WHAT YOU HAVE TO DO | Isolate every line in the records below with "Cadastro" in it.

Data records
>>>

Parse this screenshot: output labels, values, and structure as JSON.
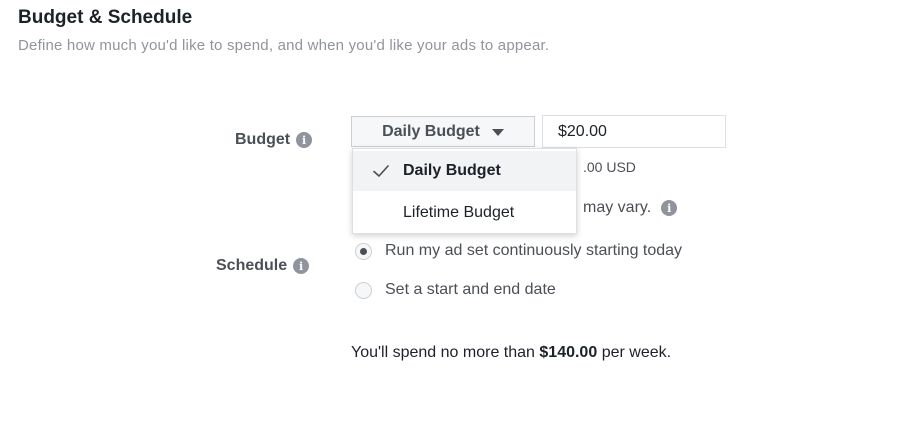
{
  "header": {
    "title": "Budget & Schedule",
    "subtitle": "Define how much you'd like to spend, and when you'd like your ads to appear."
  },
  "budget": {
    "label": "Budget",
    "info_glyph": "i",
    "select_value": "Daily Budget",
    "amount": "$20.00",
    "helper_usd": ".00 USD",
    "helper_vary": "may vary.",
    "dropdown": {
      "items": [
        {
          "label": "Daily Budget",
          "selected": true
        },
        {
          "label": "Lifetime Budget",
          "selected": false
        }
      ]
    }
  },
  "schedule": {
    "label": "Schedule",
    "info_glyph": "i",
    "options": [
      {
        "label": "Run my ad set continuously starting today",
        "checked": true
      },
      {
        "label": "Set a start and end date",
        "checked": false
      }
    ]
  },
  "spend_note": {
    "prefix": "You'll spend no more than",
    "amount": "$140.00",
    "suffix": "per week."
  },
  "colors": {
    "text_dark": "#1d2129",
    "text_muted": "#90949c",
    "label_gray": "#4b4f56",
    "border": "#ccd0d5",
    "menu_highlight": "#f2f3f5"
  }
}
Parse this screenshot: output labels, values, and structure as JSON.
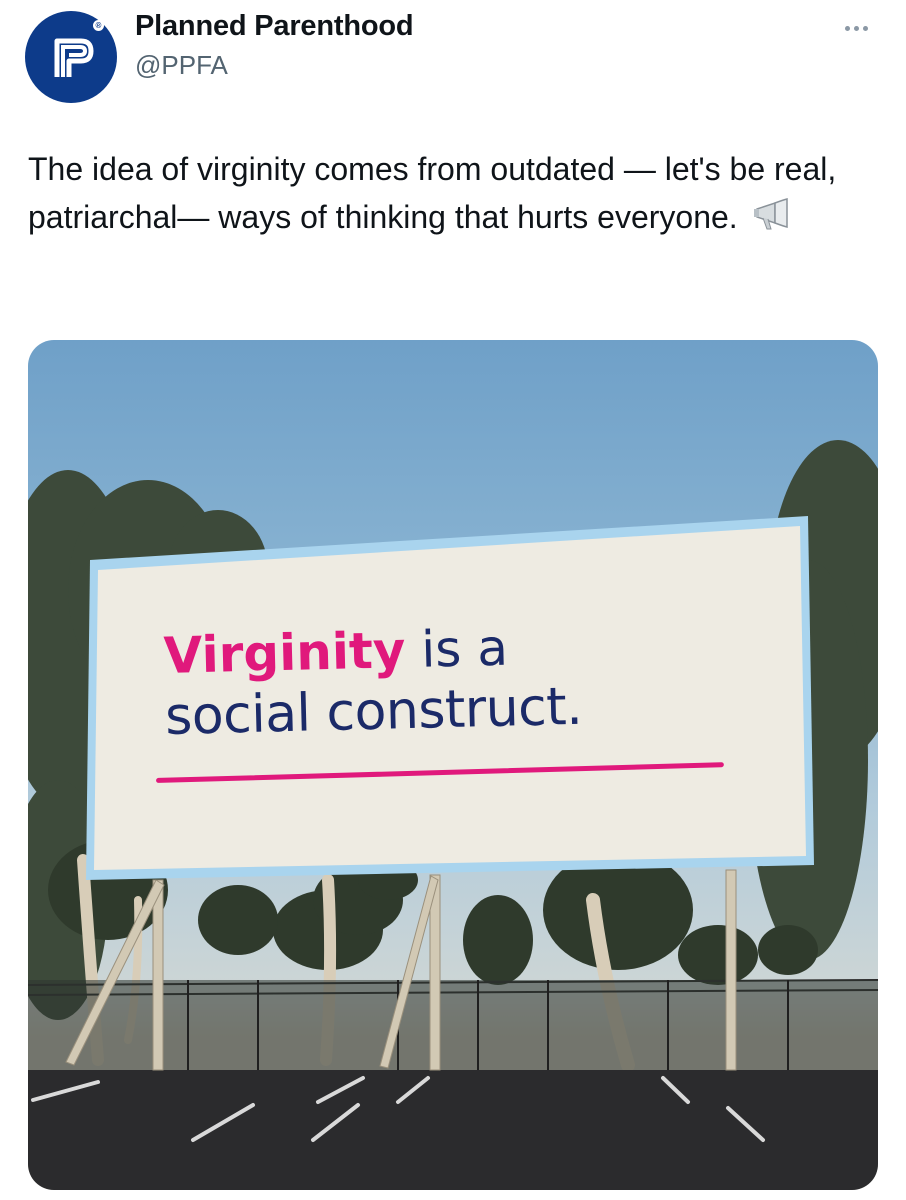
{
  "author": {
    "name": "Planned Parenthood",
    "handle": "@PPFA",
    "brand_color": "#0d3b8a"
  },
  "tweet": {
    "text": "The idea of virginity comes from outdated — let's be real, patriarchal— ways of thinking that hurts everyone.",
    "emoji_icon": "megaphone-icon"
  },
  "media": {
    "billboard": {
      "highlight": "Virginity",
      "line1_rest": " is a",
      "line2": "social construct.",
      "accent_color": "#e0197c",
      "text_color": "#1b2a68"
    }
  },
  "icons": {
    "more": "more-options-icon",
    "avatar": "planned-parenthood-logo"
  }
}
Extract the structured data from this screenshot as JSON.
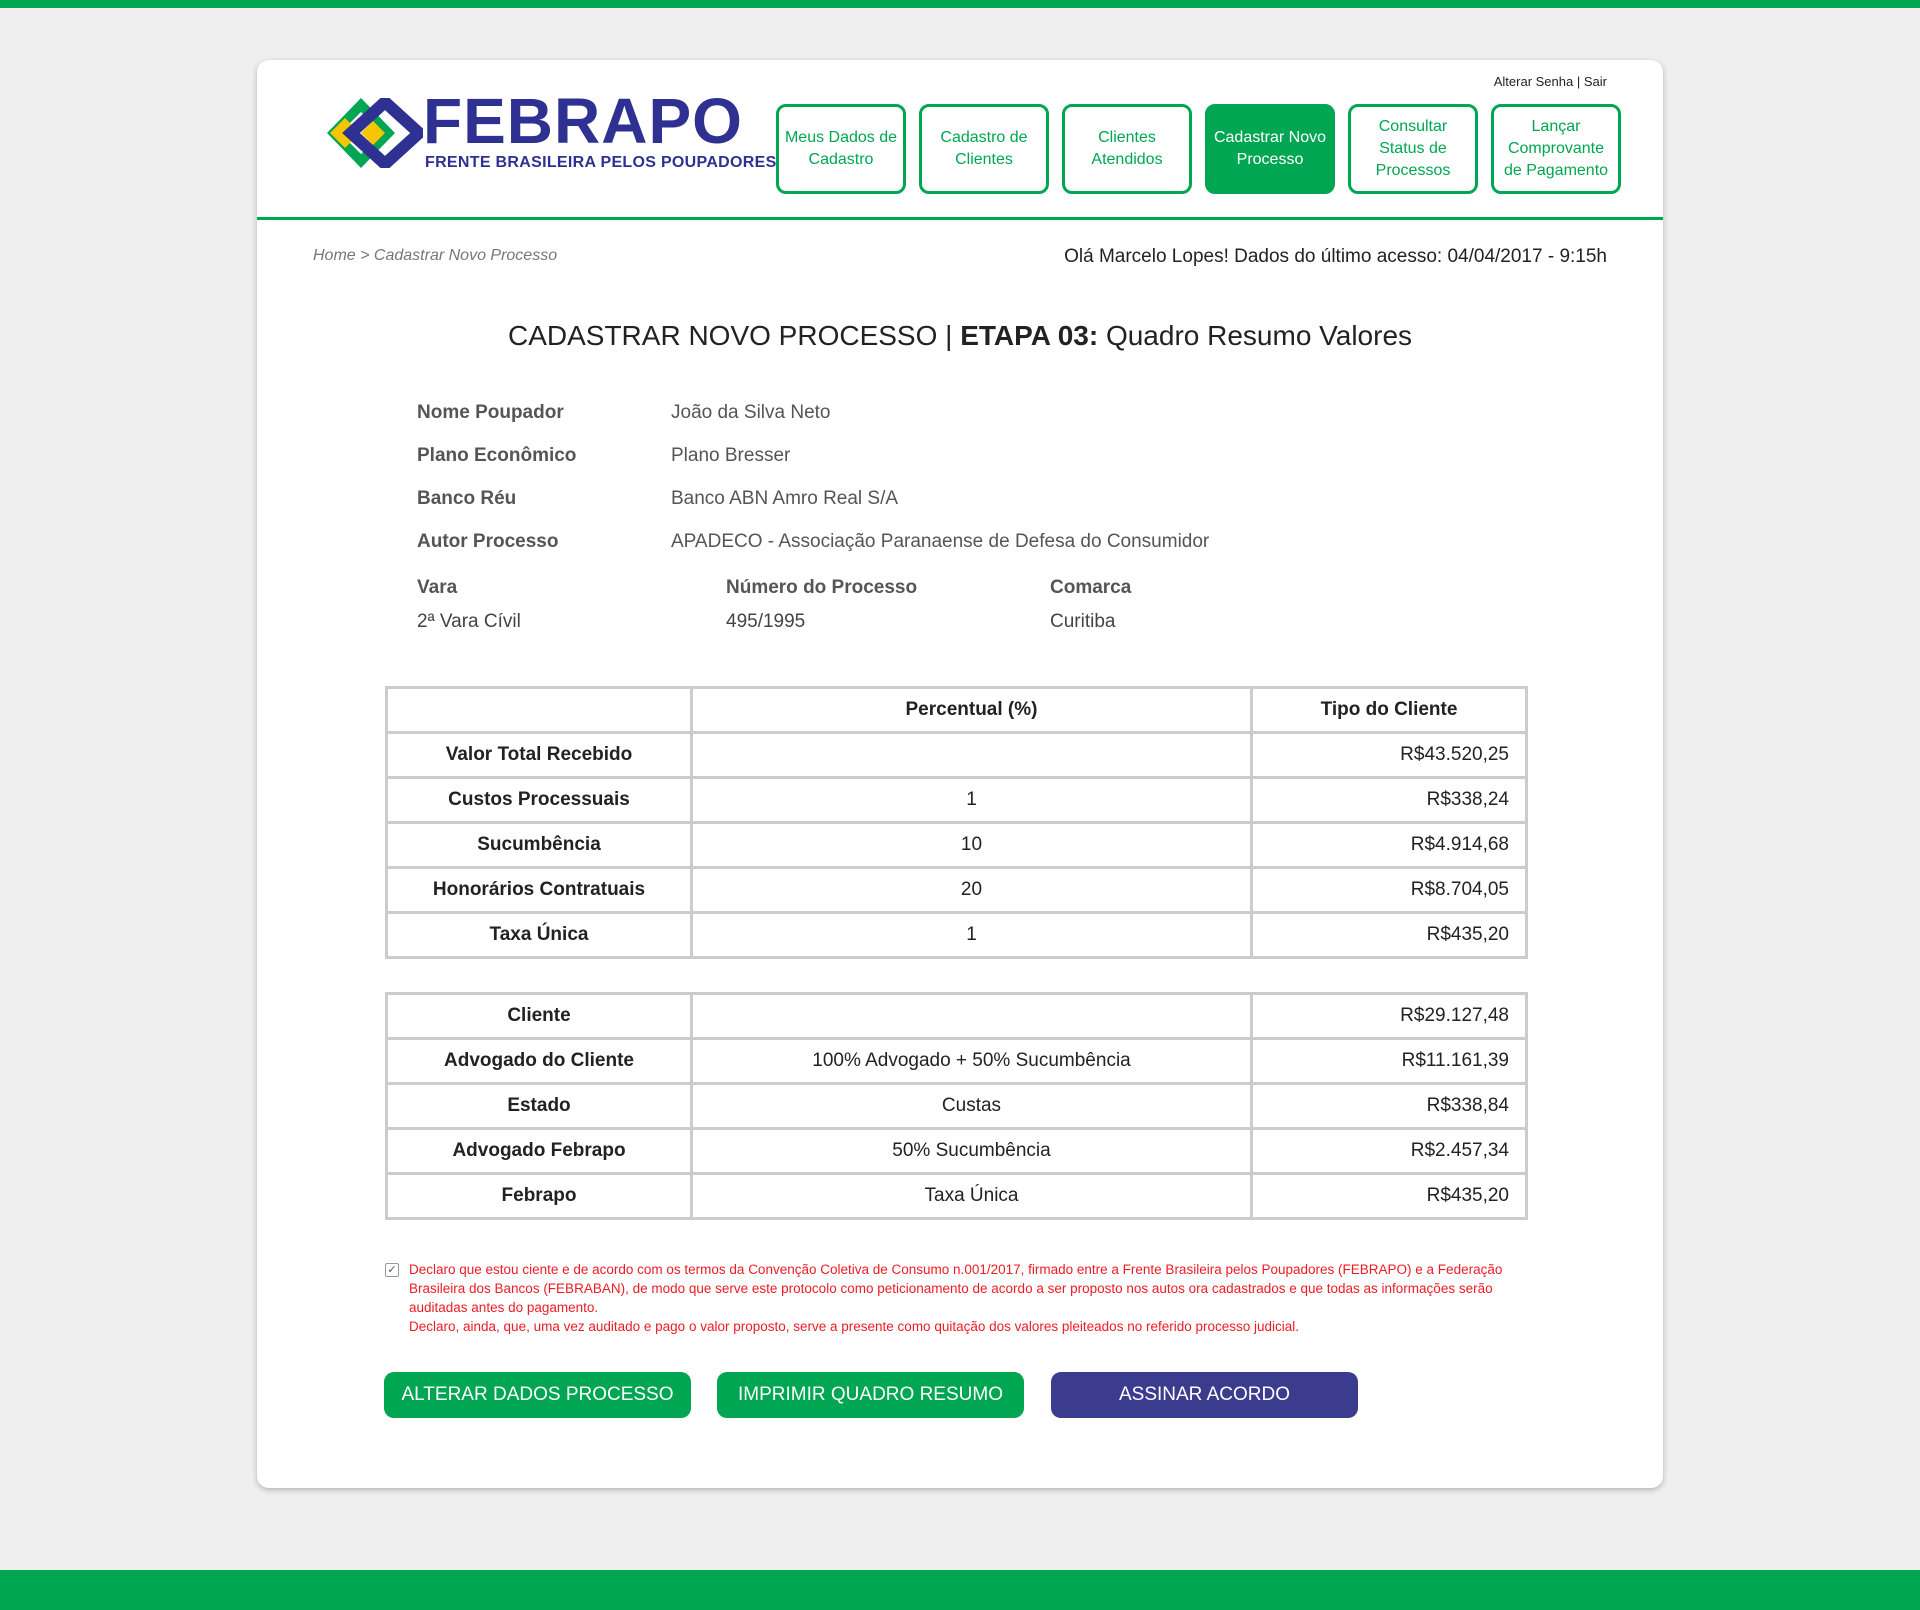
{
  "header": {
    "logo": {
      "title": "FEBRAPO",
      "subtitle": "FRENTE BRASILEIRA PELOS POUPADORES"
    },
    "top_links": {
      "change_password": "Alterar Senha",
      "separator": "|",
      "logout": "Sair"
    },
    "nav": [
      {
        "label": "Meus Dados de Cadastro"
      },
      {
        "label": "Cadastro de Clientes"
      },
      {
        "label": "Clientes Atendidos"
      },
      {
        "label": "Cadastrar Novo Processo"
      },
      {
        "label": "Consultar Status de Processos"
      },
      {
        "label": "Lançar Comprovante de Pagamento"
      }
    ]
  },
  "breadcrumb": "Home > Cadastrar Novo Processo",
  "greeting": "Olá Marcelo Lopes! Dados do último acesso: 04/04/2017 - 9:15h",
  "title": {
    "prefix": "CADASTRAR NOVO PROCESSO | ",
    "step": "ETAPA 03:",
    "suffix": " Quadro Resumo Valores"
  },
  "info": [
    {
      "label": "Nome Poupador",
      "value": "João da Silva Neto"
    },
    {
      "label": "Plano Econômico",
      "value": "Plano Bresser"
    },
    {
      "label": "Banco Réu",
      "value": "Banco ABN Amro Real S/A"
    },
    {
      "label": "Autor Processo",
      "value": "APADECO - Associação Paranaense de Defesa do Consumidor"
    }
  ],
  "process": {
    "vara": {
      "label": "Vara",
      "value": "2ª Vara Cívil"
    },
    "numero": {
      "label": "Número do Processo",
      "value": "495/1995"
    },
    "comarca": {
      "label": "Comarca",
      "value": "Curitiba"
    }
  },
  "table1": {
    "headers": [
      "",
      "Percentual (%)",
      "Tipo do Cliente"
    ],
    "rows": [
      [
        "Valor Total Recebido",
        "",
        "R$43.520,25"
      ],
      [
        "Custos Processuais",
        "1",
        "R$338,24"
      ],
      [
        "Sucumbência",
        "10",
        "R$4.914,68"
      ],
      [
        "Honorários Contratuais",
        "20",
        "R$8.704,05"
      ],
      [
        "Taxa Única",
        "1",
        "R$435,20"
      ]
    ]
  },
  "table2": {
    "rows": [
      [
        "Cliente",
        "",
        "R$29.127,48"
      ],
      [
        "Advogado do Cliente",
        "100% Advogado + 50% Sucumbência",
        "R$11.161,39"
      ],
      [
        "Estado",
        "Custas",
        "R$338,84"
      ],
      [
        "Advogado Febrapo",
        "50% Sucumbência",
        "R$2.457,34"
      ],
      [
        "Febrapo",
        "Taxa Única",
        "R$435,20"
      ]
    ]
  },
  "declaration": {
    "checked": "✓",
    "line1": "Declaro que estou ciente e de acordo com os termos da Convenção Coletiva de Consumo n.001/2017, firmado entre a Frente Brasileira pelos Poupadores (FEBRAPO) e a Federação Brasileira dos Bancos (FEBRABAN), de modo que serve este protocolo como peticionamento de acordo a ser proposto nos autos ora cadastrados e que todas as informações serão auditadas antes do pagamento.",
    "line2": "Declaro, ainda, que, uma vez auditado e pago o valor proposto, serve a presente como quitação dos valores pleiteados no referido processo judicial."
  },
  "buttons": {
    "alter": "ALTERAR DADOS PROCESSO",
    "print": "IMPRIMIR QUADRO RESUMO",
    "sign": "ASSINAR ACORDO"
  },
  "colors": {
    "primary": "#00a651",
    "brand_blue": "#2e3192",
    "sign_button": "#3c3c8f",
    "warning": "#ed1c24"
  },
  "icons": {
    "logo_mark": "interlocked-diamond-logo-icon",
    "checkbox": "checkbox-checked-icon"
  }
}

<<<

RESPONSE FOR THIS EXERCISE |
        "label": "Meus Dados de Cadastro"
        "label": "Cadastro de Clientes"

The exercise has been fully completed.